EARLY START: If you have been fishing like many do, early riser at 330AM, trailer hook-up, travel and launch before sunrise, lights on, lines in, great bite and then suddenly, NO BITE. What happened? Simple to figure out if you think about it. Most of the fish have been on the feed all night, especially during full moon or bright moon periods. They’re done eating!
Notice I said, “most of the fish.” So don’t give up, there will be isolated schools that have yet to feed, but think about night fishing once or twice during the tourney.
LURE OFFERINGS: What about your lure offerings? Well you never know what will work until you try, but most anglers use shallow running sticks or spinner-worm rigs and weight the lines to reach the fish at whatever their level, usually 15 to 25 feet from the top.
COLOR & LIGHT PENETRATION: Colors matter for some of us, though not sure the fish care much of the time, but the variable with color is light penetration. If the fish are on the feed, wham! There will be fish on your line no matter what you are using. If not, check your lure for action, assure your leaders are healthy, hooks too, then get out there.
The rest of the time when the goggle eyes are not on the feed, you may have to provoke them. By nature, walleye are night predators, but most anglers in SWA fish daytime. Maybe some anglers are getting old? Nahhhh! We just like to see the hooks and jawbones we need to avoid burying in our hand with natural light.
BIG FISH CONSISTENCY: Anglers that win the prize for most fish and biggest fish are often the same anglers year after year. Reasons why may be widely varied, but not for them. Winning anglers are adaptive. They change lure style, lure size, color, shape, and they consider all their tackle box options. Get creative, know what you have in your tackle box. Know to change your boat travel orientation with wind direction. Turn more, turn less, swing wide and slow, or wide and fast, but change.
AVOID NO-CHANGE: Be careful not to get into that same “catch-no-fish” pigeon hole that happened once or twice last year or that last time that you never told anyone about. If you are fishing with the same lure and using the same technique at the same speed and wondering what’s going on, you know it’s time to consider CHANGE. Explore a bit.
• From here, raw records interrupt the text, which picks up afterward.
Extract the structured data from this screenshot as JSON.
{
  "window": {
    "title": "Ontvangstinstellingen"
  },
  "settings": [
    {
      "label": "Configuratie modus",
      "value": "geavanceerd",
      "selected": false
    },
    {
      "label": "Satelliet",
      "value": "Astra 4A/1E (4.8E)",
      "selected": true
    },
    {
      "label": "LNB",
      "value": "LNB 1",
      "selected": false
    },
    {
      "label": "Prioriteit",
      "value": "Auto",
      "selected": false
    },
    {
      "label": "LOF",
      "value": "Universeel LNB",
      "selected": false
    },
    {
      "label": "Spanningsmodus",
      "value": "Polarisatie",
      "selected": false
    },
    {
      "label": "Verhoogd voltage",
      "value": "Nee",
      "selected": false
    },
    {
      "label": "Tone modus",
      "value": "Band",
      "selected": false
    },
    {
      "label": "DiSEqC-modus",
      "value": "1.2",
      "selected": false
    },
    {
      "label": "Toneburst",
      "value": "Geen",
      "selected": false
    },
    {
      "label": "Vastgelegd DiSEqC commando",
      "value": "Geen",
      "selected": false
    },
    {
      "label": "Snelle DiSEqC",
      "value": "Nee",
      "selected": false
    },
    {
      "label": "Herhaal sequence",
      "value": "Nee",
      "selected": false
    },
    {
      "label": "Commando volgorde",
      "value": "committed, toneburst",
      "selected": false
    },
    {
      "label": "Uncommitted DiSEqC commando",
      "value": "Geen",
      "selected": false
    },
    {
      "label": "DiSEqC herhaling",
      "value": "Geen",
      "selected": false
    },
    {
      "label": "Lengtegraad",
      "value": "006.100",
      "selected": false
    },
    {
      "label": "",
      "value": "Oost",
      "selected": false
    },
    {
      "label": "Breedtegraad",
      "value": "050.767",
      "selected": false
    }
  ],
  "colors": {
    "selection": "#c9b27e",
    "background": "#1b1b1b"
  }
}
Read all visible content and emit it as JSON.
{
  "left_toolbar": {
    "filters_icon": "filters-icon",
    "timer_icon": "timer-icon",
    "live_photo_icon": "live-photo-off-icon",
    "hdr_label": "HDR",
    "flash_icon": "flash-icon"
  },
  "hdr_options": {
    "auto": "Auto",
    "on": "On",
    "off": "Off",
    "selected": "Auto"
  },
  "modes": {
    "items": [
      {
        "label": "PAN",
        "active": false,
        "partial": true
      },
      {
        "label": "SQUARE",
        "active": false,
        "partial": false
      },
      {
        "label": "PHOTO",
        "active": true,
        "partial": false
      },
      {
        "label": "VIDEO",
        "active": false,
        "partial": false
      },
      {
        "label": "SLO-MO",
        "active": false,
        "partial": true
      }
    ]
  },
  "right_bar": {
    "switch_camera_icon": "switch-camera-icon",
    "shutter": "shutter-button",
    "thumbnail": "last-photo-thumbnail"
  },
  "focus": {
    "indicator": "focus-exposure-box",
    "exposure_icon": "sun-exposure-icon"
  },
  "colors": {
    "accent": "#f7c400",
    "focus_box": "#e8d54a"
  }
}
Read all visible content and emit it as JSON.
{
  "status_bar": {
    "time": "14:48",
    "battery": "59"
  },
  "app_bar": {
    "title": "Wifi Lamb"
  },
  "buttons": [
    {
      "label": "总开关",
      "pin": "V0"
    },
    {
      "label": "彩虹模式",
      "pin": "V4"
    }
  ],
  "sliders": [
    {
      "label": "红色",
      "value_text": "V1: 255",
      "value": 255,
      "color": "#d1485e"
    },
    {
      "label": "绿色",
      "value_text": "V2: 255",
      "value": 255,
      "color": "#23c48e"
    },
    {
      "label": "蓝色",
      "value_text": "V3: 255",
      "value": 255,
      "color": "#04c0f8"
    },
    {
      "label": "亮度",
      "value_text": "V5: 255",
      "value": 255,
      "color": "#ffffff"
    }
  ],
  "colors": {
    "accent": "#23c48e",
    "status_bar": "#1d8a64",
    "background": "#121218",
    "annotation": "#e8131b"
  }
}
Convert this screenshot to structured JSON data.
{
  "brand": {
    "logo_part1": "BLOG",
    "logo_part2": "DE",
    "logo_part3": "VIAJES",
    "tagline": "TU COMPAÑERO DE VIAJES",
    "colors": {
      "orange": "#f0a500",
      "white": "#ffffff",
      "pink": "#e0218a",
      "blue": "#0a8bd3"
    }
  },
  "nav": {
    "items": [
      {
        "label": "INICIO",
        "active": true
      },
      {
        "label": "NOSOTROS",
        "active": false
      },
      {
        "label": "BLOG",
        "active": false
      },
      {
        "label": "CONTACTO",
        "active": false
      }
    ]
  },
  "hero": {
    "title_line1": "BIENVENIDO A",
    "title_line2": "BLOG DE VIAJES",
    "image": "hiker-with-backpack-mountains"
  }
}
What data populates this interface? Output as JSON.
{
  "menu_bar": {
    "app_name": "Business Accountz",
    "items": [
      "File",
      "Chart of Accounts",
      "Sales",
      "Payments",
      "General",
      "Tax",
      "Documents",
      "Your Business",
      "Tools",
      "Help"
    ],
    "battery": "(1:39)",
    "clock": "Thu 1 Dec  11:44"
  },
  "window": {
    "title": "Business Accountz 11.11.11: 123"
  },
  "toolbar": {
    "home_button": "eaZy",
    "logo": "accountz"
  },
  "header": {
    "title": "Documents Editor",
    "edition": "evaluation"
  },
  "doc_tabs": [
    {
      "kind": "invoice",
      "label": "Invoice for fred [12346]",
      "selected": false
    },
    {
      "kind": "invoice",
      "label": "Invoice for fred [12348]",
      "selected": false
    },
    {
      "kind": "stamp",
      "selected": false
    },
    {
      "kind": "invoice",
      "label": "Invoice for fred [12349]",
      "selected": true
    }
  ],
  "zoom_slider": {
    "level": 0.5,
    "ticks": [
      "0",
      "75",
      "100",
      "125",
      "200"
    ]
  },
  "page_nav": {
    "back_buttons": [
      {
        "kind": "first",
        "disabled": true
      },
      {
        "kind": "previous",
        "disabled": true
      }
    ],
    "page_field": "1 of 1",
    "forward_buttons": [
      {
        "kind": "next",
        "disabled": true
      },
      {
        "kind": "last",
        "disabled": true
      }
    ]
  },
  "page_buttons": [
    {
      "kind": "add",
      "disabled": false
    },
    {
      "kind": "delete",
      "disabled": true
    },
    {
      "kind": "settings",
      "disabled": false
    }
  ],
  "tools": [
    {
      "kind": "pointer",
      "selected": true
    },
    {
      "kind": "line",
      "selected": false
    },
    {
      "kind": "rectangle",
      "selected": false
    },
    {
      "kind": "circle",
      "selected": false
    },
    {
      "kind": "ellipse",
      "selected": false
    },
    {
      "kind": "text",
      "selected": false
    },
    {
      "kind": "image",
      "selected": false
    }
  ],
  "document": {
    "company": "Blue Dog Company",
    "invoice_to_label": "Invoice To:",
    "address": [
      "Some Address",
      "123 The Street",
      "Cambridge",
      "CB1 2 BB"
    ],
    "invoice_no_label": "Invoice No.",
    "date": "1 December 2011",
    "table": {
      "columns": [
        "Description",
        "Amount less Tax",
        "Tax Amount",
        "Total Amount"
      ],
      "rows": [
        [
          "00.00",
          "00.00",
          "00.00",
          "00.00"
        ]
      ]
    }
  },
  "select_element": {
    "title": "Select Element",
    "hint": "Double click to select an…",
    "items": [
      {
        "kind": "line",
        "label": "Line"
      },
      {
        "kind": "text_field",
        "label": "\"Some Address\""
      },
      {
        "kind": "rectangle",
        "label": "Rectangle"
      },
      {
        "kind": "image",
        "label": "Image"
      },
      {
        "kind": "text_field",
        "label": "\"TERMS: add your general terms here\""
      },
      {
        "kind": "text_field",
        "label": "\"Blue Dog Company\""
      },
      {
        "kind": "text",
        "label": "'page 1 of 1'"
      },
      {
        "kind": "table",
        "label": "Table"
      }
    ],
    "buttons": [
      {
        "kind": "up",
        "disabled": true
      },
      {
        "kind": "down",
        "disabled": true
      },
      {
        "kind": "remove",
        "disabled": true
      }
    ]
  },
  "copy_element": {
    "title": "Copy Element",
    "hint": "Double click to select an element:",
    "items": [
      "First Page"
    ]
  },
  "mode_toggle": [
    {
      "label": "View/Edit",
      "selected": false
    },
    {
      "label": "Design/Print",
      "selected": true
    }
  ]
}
Get creative. In your heart of hearts, you know when something needs to change, so do it.
THINK ABOUT CHANGE: Should you change WHEN you go fishing? Start at 3PM instead of 3AM? That’s your call, but what you change is up to you when you’re not catching fish. Fish move, water temperatures swing with wind shifts, eddy currents push forage to new locations, creek outflows can attract or repel forage and predators, take advantage of these things. Talk with others. After all that, there is one more thing, keep it simple so you can do it again. Write it down if you have to, add it to your logbook. Keep a logbook. Update after every trip. You will not believe what you learn from your own notes a week from today.
MAKE YOUR OWN CHANGE: Look at a lake map, study your sonar map, evolve to get smarter with each trip on the water and rationalize what is going on, or you can call a best friend that seems to be catching fish! It’s really up to you to discover the new methods that will work for you.
After each tourney, I’ve always shared what was working for me and my friends in the boat with others. It’s what every fishing club is all about. It’s why some friends share their secrets during the tournament. It’s how many anglers invent their next new change, by combining what they do with others that have shared to create a new approach.
WALLEYE TRACKING STUDY: Lastly, a new research initiative on Lake Erie – east to west and USA to Canada, that started in 2015 uses acoustic telemetry to track walleye movement. Researchers are studying the west-to-east and east-west fish migration that affects the New York walleye fishery. A $100 reward can be yours if you catch one of the walleye that have a tracking device, just call DEC (716-366-0228) and report each tagged fish along with returning the internal acoustic tag.
Good luck on the water!